Exercise description:
Every entry, start to finish, should be printed verbatim without pictures.

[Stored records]
________________________________________
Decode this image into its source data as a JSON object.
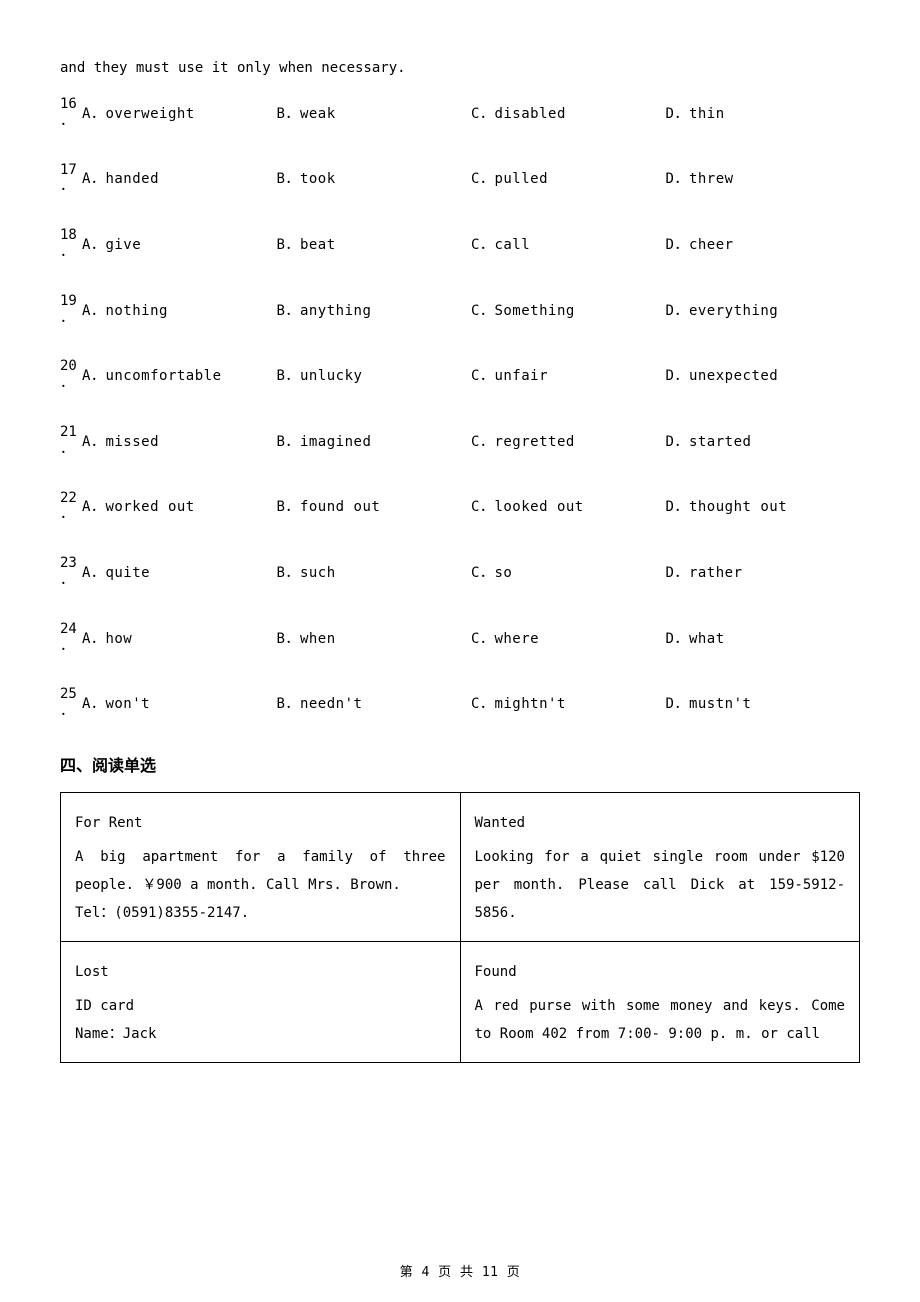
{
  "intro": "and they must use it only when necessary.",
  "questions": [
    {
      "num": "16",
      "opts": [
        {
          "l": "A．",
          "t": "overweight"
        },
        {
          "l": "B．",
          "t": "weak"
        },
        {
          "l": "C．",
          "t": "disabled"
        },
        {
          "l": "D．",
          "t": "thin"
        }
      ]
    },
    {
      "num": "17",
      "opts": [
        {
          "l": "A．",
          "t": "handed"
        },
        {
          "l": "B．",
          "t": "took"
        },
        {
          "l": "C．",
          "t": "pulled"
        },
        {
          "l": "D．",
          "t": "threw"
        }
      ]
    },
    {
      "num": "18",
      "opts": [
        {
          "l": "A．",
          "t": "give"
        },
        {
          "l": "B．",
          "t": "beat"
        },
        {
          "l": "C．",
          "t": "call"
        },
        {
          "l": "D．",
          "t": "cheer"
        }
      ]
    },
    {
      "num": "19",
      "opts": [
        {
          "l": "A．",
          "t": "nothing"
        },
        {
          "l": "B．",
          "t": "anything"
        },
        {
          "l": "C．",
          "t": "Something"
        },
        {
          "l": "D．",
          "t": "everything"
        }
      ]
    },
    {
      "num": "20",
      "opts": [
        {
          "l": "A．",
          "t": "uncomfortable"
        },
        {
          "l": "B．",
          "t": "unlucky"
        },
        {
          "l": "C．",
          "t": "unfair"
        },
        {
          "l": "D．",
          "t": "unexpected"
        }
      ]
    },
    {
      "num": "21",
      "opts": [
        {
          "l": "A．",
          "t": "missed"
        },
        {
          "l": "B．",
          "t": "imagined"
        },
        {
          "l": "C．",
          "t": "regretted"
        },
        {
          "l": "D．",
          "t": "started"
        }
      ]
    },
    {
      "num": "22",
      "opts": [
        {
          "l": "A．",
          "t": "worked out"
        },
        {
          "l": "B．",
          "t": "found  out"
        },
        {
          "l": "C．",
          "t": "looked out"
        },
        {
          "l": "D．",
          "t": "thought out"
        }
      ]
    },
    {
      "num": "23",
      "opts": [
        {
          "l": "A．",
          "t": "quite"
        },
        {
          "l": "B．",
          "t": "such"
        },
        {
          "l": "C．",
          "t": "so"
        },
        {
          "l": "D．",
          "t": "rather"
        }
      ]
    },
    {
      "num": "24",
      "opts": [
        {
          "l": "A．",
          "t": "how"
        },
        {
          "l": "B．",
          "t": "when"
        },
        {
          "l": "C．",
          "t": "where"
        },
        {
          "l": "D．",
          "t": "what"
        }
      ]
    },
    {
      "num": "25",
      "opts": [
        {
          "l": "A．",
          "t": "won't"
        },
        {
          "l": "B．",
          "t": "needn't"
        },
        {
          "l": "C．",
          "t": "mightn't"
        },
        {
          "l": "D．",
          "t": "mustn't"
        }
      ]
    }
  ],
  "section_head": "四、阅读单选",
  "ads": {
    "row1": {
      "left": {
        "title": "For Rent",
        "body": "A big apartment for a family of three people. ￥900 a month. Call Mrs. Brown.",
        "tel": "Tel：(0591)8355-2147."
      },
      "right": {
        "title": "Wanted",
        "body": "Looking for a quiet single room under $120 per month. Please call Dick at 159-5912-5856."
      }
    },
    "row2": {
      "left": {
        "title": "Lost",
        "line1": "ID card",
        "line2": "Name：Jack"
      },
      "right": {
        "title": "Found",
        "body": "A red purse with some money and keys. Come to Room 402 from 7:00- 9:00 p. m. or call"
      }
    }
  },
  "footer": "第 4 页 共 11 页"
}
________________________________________
Response to the task:
Decode this image into its source data as a JSON object.
{
  "intro": "and they must use it only when necessary.",
  "questions": [
    {
      "num": "16",
      "opts": [
        {
          "l": "A．",
          "t": "overweight"
        },
        {
          "l": "B．",
          "t": "weak"
        },
        {
          "l": "C．",
          "t": "disabled"
        },
        {
          "l": "D．",
          "t": "thin"
        }
      ]
    },
    {
      "num": "17",
      "opts": [
        {
          "l": "A．",
          "t": "handed"
        },
        {
          "l": "B．",
          "t": "took"
        },
        {
          "l": "C．",
          "t": "pulled"
        },
        {
          "l": "D．",
          "t": "threw"
        }
      ]
    },
    {
      "num": "18",
      "opts": [
        {
          "l": "A．",
          "t": "give"
        },
        {
          "l": "B．",
          "t": "beat"
        },
        {
          "l": "C．",
          "t": "call"
        },
        {
          "l": "D．",
          "t": "cheer"
        }
      ]
    },
    {
      "num": "19",
      "opts": [
        {
          "l": "A．",
          "t": "nothing"
        },
        {
          "l": "B．",
          "t": "anything"
        },
        {
          "l": "C．",
          "t": "Something"
        },
        {
          "l": "D．",
          "t": "everything"
        }
      ]
    },
    {
      "num": "20",
      "opts": [
        {
          "l": "A．",
          "t": "uncomfortable"
        },
        {
          "l": "B．",
          "t": "unlucky"
        },
        {
          "l": "C．",
          "t": "unfair"
        },
        {
          "l": "D．",
          "t": "unexpected"
        }
      ]
    },
    {
      "num": "21",
      "opts": [
        {
          "l": "A．",
          "t": "missed"
        },
        {
          "l": "B．",
          "t": "imagined"
        },
        {
          "l": "C．",
          "t": "regretted"
        },
        {
          "l": "D．",
          "t": "started"
        }
      ]
    },
    {
      "num": "22",
      "opts": [
        {
          "l": "A．",
          "t": "worked out"
        },
        {
          "l": "B．",
          "t": "found  out"
        },
        {
          "l": "C．",
          "t": "looked out"
        },
        {
          "l": "D．",
          "t": "thought out"
        }
      ]
    },
    {
      "num": "23",
      "opts": [
        {
          "l": "A．",
          "t": "quite"
        },
        {
          "l": "B．",
          "t": "such"
        },
        {
          "l": "C．",
          "t": "so"
        },
        {
          "l": "D．",
          "t": "rather"
        }
      ]
    },
    {
      "num": "24",
      "opts": [
        {
          "l": "A．",
          "t": "how"
        },
        {
          "l": "B．",
          "t": "when"
        },
        {
          "l": "C．",
          "t": "where"
        },
        {
          "l": "D．",
          "t": "what"
        }
      ]
    },
    {
      "num": "25",
      "opts": [
        {
          "l": "A．",
          "t": "won't"
        },
        {
          "l": "B．",
          "t": "needn't"
        },
        {
          "l": "C．",
          "t": "mightn't"
        },
        {
          "l": "D．",
          "t": "mustn't"
        }
      ]
    }
  ],
  "section_head": "四、阅读单选",
  "ads": {
    "row1": {
      "left": {
        "title": "For Rent",
        "body": "A big apartment for a family of three people. ￥900 a month. Call Mrs. Brown.",
        "tel": "Tel：(0591)8355-2147."
      },
      "right": {
        "title": "Wanted",
        "body": "Looking for a quiet single room under $120 per month. Please call Dick at 159-5912-5856."
      }
    },
    "row2": {
      "left": {
        "title": "Lost",
        "line1": "ID card",
        "line2": "Name：Jack"
      },
      "right": {
        "title": "Found",
        "body": "A red purse with some money and keys. Come to Room 402 from 7:00- 9:00 p. m. or call"
      }
    }
  },
  "footer": "第 4 页 共 11 页"
}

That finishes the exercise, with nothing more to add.